== PROMPT ==
Reproduce the data in full, exactly.

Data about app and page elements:
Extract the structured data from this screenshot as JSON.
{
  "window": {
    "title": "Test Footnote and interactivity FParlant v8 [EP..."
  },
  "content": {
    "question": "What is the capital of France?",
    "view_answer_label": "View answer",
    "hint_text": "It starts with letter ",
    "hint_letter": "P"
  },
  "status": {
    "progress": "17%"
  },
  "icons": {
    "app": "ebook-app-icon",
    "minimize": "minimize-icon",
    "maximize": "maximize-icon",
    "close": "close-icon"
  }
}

== YOUR RESPONSE ==
Extract the structured data from this screenshot as JSON.
{
  "window": {
    "title": "Test Footnote and interactivity FParlant v8 [EP..."
  },
  "content": {
    "question": "What is the capital of France?",
    "view_answer_label": "View answer",
    "hint_text": "It starts with letter ",
    "hint_letter": "P"
  },
  "status": {
    "progress": "17%"
  },
  "icons": {
    "app": "ebook-app-icon",
    "minimize": "minimize-icon",
    "maximize": "maximize-icon",
    "close": "close-icon"
  }
}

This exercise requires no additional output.